_Dataset excerpts_
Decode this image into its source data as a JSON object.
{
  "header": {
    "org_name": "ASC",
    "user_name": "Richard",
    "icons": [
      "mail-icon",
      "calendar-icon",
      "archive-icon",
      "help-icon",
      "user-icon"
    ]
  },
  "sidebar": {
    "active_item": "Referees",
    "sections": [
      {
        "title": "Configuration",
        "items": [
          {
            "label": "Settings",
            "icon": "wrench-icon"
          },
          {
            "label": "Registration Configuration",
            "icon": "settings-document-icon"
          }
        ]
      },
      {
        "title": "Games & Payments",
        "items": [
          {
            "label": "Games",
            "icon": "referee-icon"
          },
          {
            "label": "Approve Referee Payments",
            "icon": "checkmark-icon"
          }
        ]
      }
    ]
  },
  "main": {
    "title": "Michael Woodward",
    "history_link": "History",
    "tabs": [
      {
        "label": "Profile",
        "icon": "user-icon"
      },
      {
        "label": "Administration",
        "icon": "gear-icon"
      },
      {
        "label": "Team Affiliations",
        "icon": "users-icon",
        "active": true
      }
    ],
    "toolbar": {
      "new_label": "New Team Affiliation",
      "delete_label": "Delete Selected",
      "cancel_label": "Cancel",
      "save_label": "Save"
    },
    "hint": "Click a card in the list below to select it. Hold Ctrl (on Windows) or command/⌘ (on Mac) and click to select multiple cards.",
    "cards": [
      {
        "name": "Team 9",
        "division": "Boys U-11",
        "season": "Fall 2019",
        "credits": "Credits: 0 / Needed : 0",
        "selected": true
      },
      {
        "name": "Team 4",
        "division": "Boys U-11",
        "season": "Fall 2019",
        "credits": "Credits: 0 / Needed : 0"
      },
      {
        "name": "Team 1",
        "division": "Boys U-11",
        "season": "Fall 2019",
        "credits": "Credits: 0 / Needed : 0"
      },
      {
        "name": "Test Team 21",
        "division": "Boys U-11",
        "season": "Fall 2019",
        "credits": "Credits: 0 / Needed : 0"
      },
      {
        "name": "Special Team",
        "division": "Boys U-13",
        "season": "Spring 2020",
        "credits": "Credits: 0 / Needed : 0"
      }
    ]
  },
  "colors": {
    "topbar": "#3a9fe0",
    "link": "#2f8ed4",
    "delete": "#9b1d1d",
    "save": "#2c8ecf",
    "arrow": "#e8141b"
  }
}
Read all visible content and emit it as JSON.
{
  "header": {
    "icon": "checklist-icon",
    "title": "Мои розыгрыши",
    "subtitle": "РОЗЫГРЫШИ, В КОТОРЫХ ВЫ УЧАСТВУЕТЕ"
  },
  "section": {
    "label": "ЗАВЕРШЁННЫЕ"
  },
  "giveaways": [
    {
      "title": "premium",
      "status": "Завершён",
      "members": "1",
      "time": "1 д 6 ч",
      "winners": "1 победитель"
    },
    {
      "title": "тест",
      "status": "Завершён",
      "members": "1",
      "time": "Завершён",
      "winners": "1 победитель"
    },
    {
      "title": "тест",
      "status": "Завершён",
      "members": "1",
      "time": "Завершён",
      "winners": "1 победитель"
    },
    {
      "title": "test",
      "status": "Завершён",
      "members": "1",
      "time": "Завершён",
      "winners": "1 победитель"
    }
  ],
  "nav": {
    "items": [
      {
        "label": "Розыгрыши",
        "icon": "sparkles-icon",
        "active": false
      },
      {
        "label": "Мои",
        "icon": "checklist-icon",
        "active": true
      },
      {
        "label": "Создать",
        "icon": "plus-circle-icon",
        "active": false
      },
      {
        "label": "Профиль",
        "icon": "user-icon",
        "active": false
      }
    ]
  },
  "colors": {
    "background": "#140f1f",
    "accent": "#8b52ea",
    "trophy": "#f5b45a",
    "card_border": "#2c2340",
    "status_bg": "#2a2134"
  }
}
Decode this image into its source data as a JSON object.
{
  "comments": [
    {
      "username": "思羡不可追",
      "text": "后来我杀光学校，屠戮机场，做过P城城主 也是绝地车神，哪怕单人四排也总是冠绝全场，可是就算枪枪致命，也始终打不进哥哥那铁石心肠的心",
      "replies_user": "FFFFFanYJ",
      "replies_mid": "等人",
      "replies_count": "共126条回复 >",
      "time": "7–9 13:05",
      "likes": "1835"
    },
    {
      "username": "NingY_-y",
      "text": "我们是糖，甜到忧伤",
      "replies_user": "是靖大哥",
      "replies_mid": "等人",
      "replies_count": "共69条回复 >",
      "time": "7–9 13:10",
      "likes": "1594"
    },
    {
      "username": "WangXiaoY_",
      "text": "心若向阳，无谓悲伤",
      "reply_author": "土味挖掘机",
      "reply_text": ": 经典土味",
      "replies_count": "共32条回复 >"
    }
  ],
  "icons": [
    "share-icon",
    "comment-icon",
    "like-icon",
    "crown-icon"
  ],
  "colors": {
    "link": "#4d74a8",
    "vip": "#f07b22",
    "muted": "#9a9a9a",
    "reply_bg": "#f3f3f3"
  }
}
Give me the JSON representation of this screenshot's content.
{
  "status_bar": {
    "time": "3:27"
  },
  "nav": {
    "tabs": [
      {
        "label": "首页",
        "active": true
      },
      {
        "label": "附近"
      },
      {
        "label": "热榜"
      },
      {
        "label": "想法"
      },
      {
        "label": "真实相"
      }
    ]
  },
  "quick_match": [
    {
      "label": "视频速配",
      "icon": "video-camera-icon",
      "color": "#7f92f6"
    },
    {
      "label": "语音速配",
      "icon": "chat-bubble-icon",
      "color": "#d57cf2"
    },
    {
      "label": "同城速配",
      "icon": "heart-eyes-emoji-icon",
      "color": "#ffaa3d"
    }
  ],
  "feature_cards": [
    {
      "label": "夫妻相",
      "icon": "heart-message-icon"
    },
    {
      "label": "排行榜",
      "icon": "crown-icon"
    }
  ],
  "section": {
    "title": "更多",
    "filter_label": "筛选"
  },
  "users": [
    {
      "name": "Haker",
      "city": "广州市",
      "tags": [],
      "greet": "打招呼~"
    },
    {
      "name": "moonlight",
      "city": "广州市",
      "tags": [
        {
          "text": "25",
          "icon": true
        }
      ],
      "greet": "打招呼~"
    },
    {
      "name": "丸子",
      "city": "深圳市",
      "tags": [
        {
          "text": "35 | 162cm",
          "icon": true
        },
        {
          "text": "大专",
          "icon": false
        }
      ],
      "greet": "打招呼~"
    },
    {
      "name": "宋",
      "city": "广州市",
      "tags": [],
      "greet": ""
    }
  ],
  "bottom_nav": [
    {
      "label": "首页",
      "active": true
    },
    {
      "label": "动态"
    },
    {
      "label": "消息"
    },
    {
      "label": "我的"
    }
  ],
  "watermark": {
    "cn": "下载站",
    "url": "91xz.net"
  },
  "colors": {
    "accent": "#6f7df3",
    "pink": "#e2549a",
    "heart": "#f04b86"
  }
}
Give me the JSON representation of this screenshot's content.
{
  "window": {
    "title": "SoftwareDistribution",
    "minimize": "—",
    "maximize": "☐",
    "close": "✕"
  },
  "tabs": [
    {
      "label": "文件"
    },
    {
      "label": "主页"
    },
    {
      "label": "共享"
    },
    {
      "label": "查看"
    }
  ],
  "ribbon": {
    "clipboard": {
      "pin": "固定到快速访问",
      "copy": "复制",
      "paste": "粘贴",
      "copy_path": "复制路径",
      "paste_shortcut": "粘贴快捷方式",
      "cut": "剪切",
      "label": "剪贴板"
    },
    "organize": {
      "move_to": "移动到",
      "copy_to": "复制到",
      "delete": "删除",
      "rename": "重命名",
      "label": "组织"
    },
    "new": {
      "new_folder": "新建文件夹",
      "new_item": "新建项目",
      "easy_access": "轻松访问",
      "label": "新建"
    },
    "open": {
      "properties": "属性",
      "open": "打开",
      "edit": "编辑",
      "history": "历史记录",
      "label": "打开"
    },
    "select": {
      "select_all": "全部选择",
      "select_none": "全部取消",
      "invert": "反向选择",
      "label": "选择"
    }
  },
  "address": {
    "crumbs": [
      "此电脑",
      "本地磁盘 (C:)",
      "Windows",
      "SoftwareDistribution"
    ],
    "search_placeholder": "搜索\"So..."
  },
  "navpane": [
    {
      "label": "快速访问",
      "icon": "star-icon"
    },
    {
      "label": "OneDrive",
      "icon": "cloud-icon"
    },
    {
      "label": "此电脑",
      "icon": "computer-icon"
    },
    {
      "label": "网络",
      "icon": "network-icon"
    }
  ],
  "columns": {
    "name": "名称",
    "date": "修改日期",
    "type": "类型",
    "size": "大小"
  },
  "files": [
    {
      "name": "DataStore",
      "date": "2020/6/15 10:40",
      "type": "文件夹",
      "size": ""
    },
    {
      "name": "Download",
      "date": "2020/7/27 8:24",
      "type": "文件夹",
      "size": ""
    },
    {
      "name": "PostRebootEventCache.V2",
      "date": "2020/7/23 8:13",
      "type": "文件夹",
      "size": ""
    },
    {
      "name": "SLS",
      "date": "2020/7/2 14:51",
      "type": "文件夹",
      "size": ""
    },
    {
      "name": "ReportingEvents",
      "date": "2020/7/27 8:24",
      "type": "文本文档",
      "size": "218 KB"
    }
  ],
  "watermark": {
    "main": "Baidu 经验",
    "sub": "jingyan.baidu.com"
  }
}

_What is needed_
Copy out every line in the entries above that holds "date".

_Solution below_
    "date": "修改日期",
      "date": "2020/6/15 10:40",
      "date": "2020/7/27 8:24",
      "date": "2020/7/23 8:13",
      "date": "2020/7/2 14:51",
      "date": "2020/7/27 8:24",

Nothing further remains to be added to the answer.